Canada Post won’t deliver cannabis to your door during the COVID-19 crisis
Businesses and organizations across Canada and around the world are cutting back on services to help minimize the spread of the novel coronavirus (COVID-19). Perhaps you’re doing your part, too, by isolating yourself at home. Maybe you’ve even ordered a little something from your favourite online cannabis retailer to help pass the time, calm your nerves, or to stock up on your prescription.
If so, don’t slip into your pyjamas just yet.
Recently, Canada Post announced that it would no longer be delivering packages requiring person-to-person interaction at peoples’ homes, forcing some Canadians, including those waiting for the arrival of certain cannabis products—and potentially those with compromised immune systems—to make a trip to the post office to retrieve their shipment.
“To help minimize points of close contact in our communities, we will no longer be requesting signatures for any deliveries to the door,” explained Canada Post in a public statement on March 15. “This will eliminate the need for scanners and stylus pens to be passed back and forth during the delivery process of these items.”
Certain items that don’t require signatures or identification can be left at the doorstep in what Canada Post calls a “safe drop.”
But any items that need a signature or age verification, like all cannabis products, will automatically go to a nearby post office to be picked up in person and you’ll get a notice card at your door, even if you’re at home when they arrive.
What do the new COVID-19 measures mean for cannabis consumers expecting shipments?
Normally, legal cannabis ordered online and shipped via Canada Post is brought directly to the purchaser’s door and handed over after proof of identity and proof of age processes involving identification and a signature are completed.
Now, customers ordering online from digital dispensaries like the Ontario Cannabis Store (OCS) or BC Cannabis Store will receive a notice card at their door with the address of the post office location and instructions on how to collect their shipment.
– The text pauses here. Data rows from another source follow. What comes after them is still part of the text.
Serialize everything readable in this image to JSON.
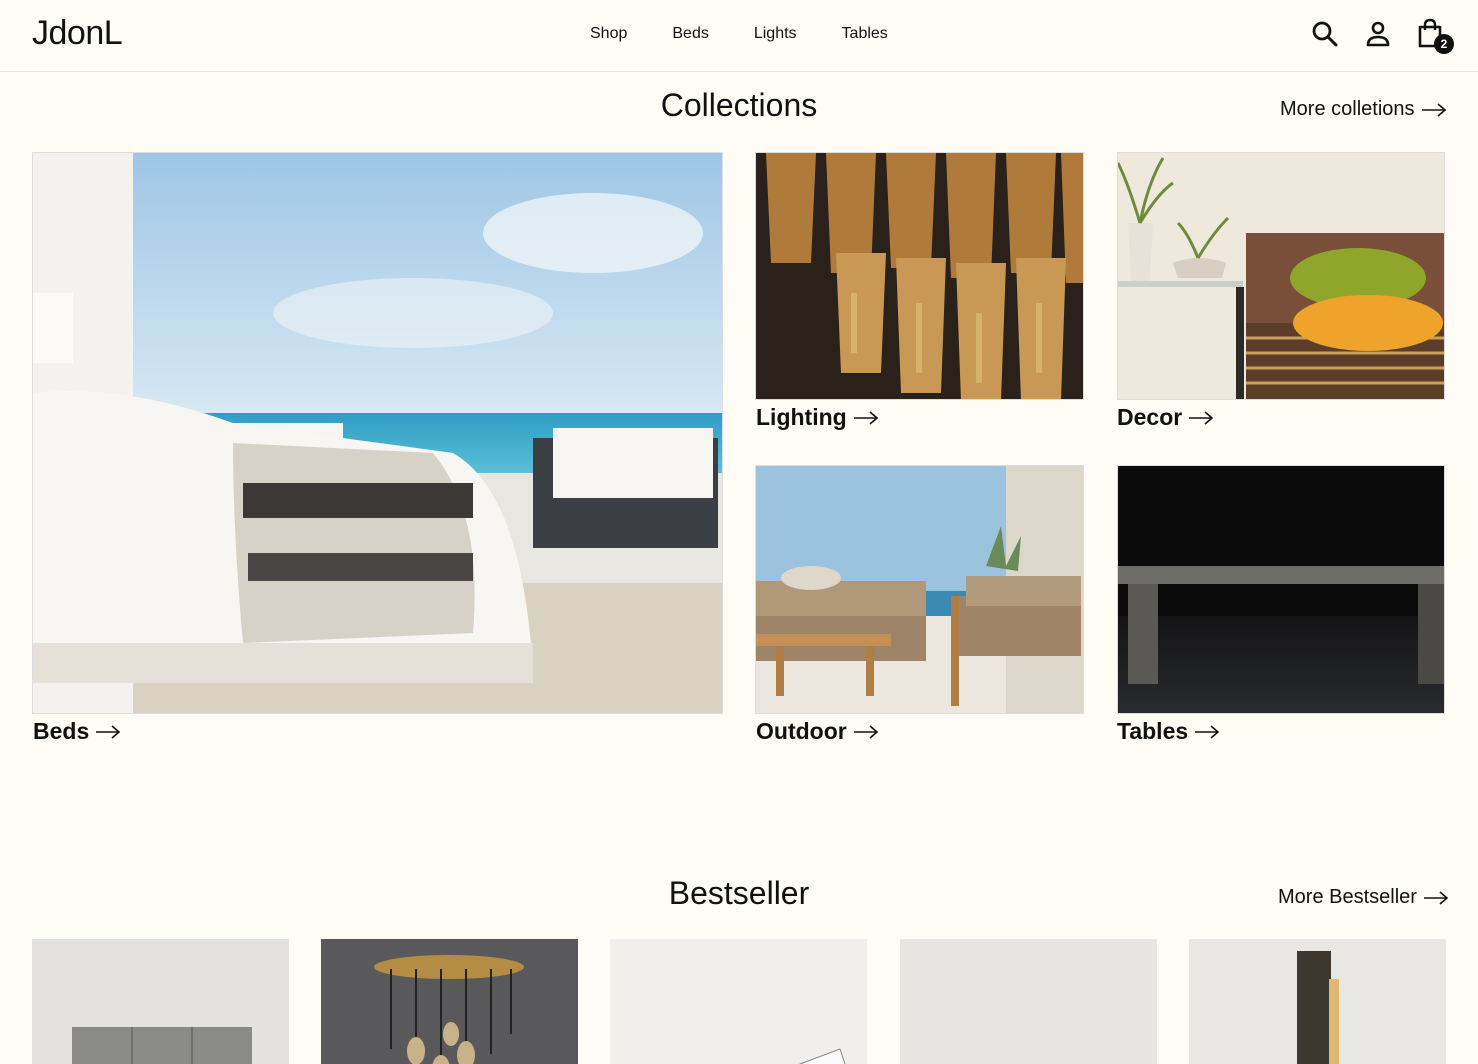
{
  "header": {
    "logo": "JdonL",
    "nav": [
      "Shop",
      "Beds",
      "Lights",
      "Tables"
    ],
    "cart_count": "2",
    "icons": [
      "search-icon",
      "account-icon",
      "bag-icon"
    ]
  },
  "collections": {
    "title": "Collections",
    "more": "More colletions",
    "cards": [
      {
        "label": "Beds"
      },
      {
        "label": "Lighting"
      },
      {
        "label": "Decor"
      },
      {
        "label": "Outdoor"
      },
      {
        "label": "Tables"
      }
    ]
  },
  "bestseller": {
    "title": "Bestseller",
    "more": "More Bestseller"
  },
  "colors": {
    "background": "#fffcf5",
    "text": "#111111"
  }
}
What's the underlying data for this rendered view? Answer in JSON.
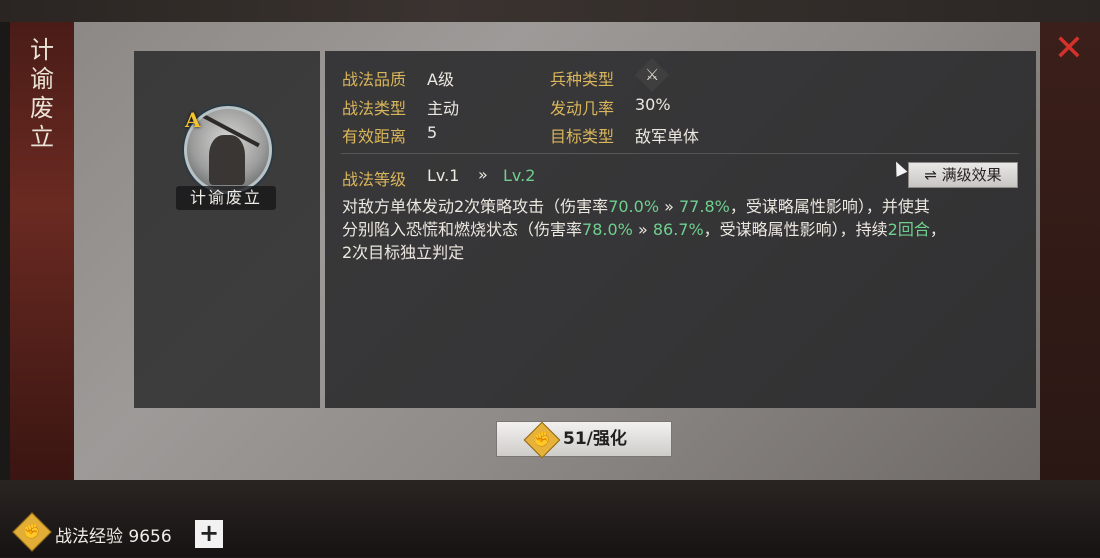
{
  "skill": {
    "side_title": "计谕废立",
    "portrait_name": "计谕废立",
    "grade_badge": "A",
    "quality_label": "战法品质",
    "quality_value": "A级",
    "troop_label": "兵种类型",
    "troop_icon": "crossed-weapons-icon",
    "type_label": "战法类型",
    "type_value": "主动",
    "rate_label": "发动几率",
    "rate_value": "30%",
    "range_label": "有效距离",
    "range_value": "5",
    "target_label": "目标类型",
    "target_value": "敌军单体",
    "level_label": "战法等级",
    "level_current": "Lv.1",
    "level_arrow": "»",
    "level_next": "Lv.2",
    "max_level_button": "满级效果",
    "description": {
      "p1": "对敌方单体发动2次策略攻击（伤害率",
      "dmg1_cur": "70.0%",
      "arrow": "»",
      "dmg1_next": "77.8%",
      "p2": "，受谋略属性影响），并使其",
      "p3": "分别陷入恐慌和燃烧状态（伤害率",
      "dmg2_cur": "78.0%",
      "dmg2_next": "86.7%",
      "p4": "，受谋略属性影响），持续",
      "duration": "2回合",
      "p5": "，",
      "p6": "2次目标独立判定"
    }
  },
  "enhance_button": {
    "label": "51/强化"
  },
  "footer": {
    "exp_text": "战法经验 9656",
    "plus_label": "+"
  },
  "colors": {
    "accent_green": "#6fcf8f",
    "label_gold": "#d9b65b",
    "close_red": "#d4312b"
  }
}
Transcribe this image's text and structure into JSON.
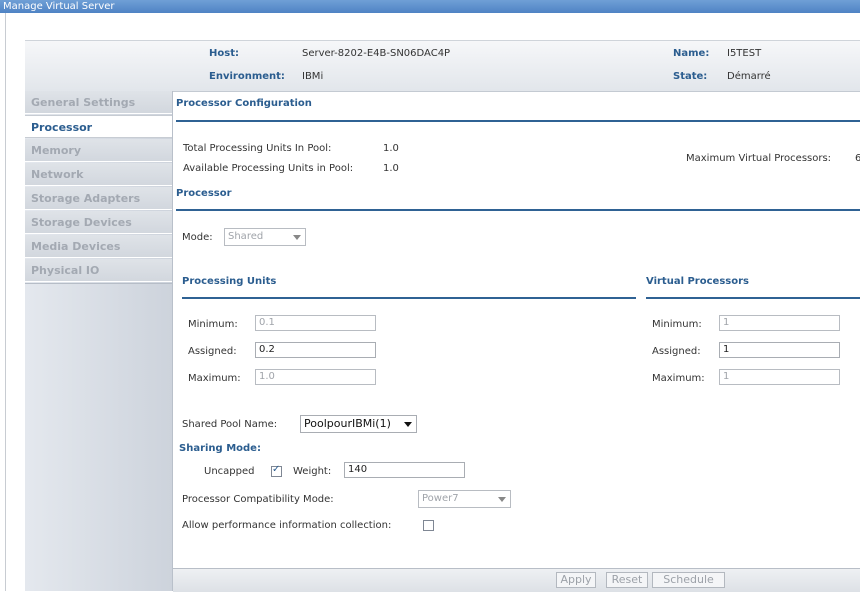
{
  "window": {
    "title": "Manage Virtual Server"
  },
  "header": {
    "host_label": "Host:",
    "host_value": "Server-8202-E4B-SN06DAC4P",
    "env_label": "Environment:",
    "env_value": "IBMi",
    "name_label": "Name:",
    "name_value": "I5TEST",
    "state_label": "State:",
    "state_value": "Démarré"
  },
  "sidebar": {
    "items": [
      {
        "label": "General Settings"
      },
      {
        "label": "Processor"
      },
      {
        "label": "Memory"
      },
      {
        "label": "Network"
      },
      {
        "label": "Storage Adapters"
      },
      {
        "label": "Storage Devices"
      },
      {
        "label": "Media Devices"
      },
      {
        "label": "Physical IO"
      }
    ]
  },
  "main": {
    "processor_config_title": "Processor Configuration",
    "total_pool_label": "Total Processing Units In Pool:",
    "total_pool_value": "1.0",
    "available_pool_label": "Available Processing Units in Pool:",
    "available_pool_value": "1.0",
    "max_vp_label": "Maximum Virtual Processors:",
    "max_vp_value": "6",
    "processor_title": "Processor",
    "mode_label": "Mode:",
    "mode_value": "Shared",
    "processing_units_title": "Processing Units",
    "virtual_processors_title": "Virtual Processors",
    "pu": {
      "min_label": "Minimum:",
      "min_value": "0.1",
      "assigned_label": "Assigned:",
      "assigned_value": "0.2",
      "max_label": "Maximum:",
      "max_value": "1.0"
    },
    "vp": {
      "min_label": "Minimum:",
      "min_value": "1",
      "assigned_label": "Assigned:",
      "assigned_value": "1",
      "max_label": "Maximum:",
      "max_value": "1"
    },
    "shared_pool_label": "Shared Pool Name:",
    "shared_pool_value": "PoolpourIBMi(1)",
    "sharing_mode_title": "Sharing Mode:",
    "uncapped_label": "Uncapped",
    "weight_label": "Weight:",
    "weight_value": "140",
    "compat_label": "Processor Compatibility Mode:",
    "compat_value": "Power7",
    "perf_label": "Allow performance information collection:"
  },
  "footer": {
    "apply": "Apply",
    "reset": "Reset",
    "schedule": "Schedule"
  }
}
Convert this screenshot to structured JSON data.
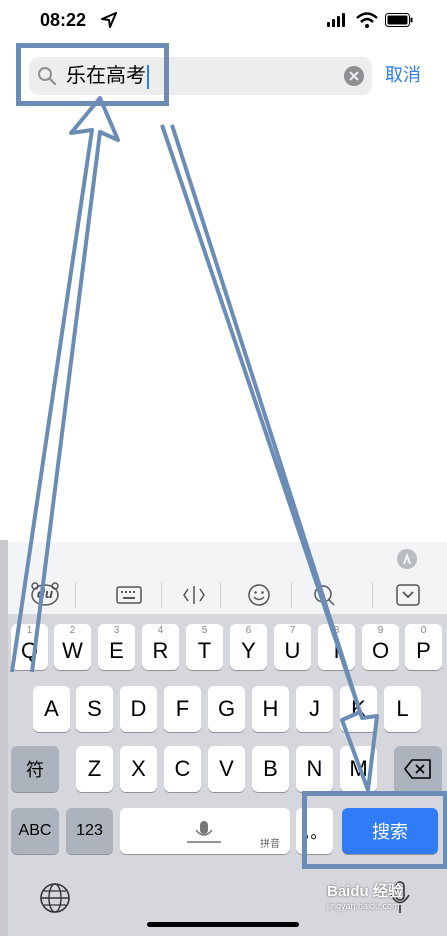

They’ll then be required to visit the post office with proper ID and sign for the package there, or send someone in their place if they’re practicing strict social isolation.
Some sellers like the OCS are also notifying customers about this disruption via email. Place an order on OCS.ca and you’ll receive an email almost immediately updating you on the new delivery practices.
Canada Post declined an interview, pointing us to the public statement linked above.
“I am so disappointed to hear that they will not comment—especially because I have received public statements from Purolator and from customers of FedEx who have confirmed their processes,” says Ashleigh Brown, Founder and CEO at SheCann Cannabis Inc, a digital network for Canadian women to share medical cannabis information.
Asking people to go into public and visit a post office may seem counterintuitive, especially for those at high risk for contracting COVID-19, including those with mobility issues or those who don’t have access to a vehicle.
“I am worried for immunosuppressed patients who are at high risk for exposure, as well as those of us who have conditions and disabilities that make leaving our homes difficult, even outside of a pandemic,” says Brown. “Many patients do not drive, and cannot visit a postal outlet or depot.”
Are there any shipping services that will still deliver to your door?
Not all delivery companies have implemented the same rules as Canada Post.
On Twitter, Puralator confirmed that packages requiring adult signatures, which include cannabis of any kind, cannot be dropped off and left alone at someone’s front door. That said, they no longer require signatures. Instead, when the delivery person shows up at your home with your box of bud, you can show a piece of government-issued photo ID and agree to accept the package verbally.
FedEx is the same—no signatures will be required for now, and mail can be dropped at the door.
Medical Cannabis by Shoppers, the Shoppers Drug Mart-owned entity, also confirmed that, for now, a signature is no longer required for its medical cannabis orders and it will come to your door or mailbox.
“Thousands of Canadians rely upon these carriers to deliver our medicine to us, and we need stakeholders to consider the tremendous impact that these changes may have on our quality of life and wellbeing,” says Brown. “During these uncertain times, we want to follow our governments’ direction, and stay home—with our medicine in good supply.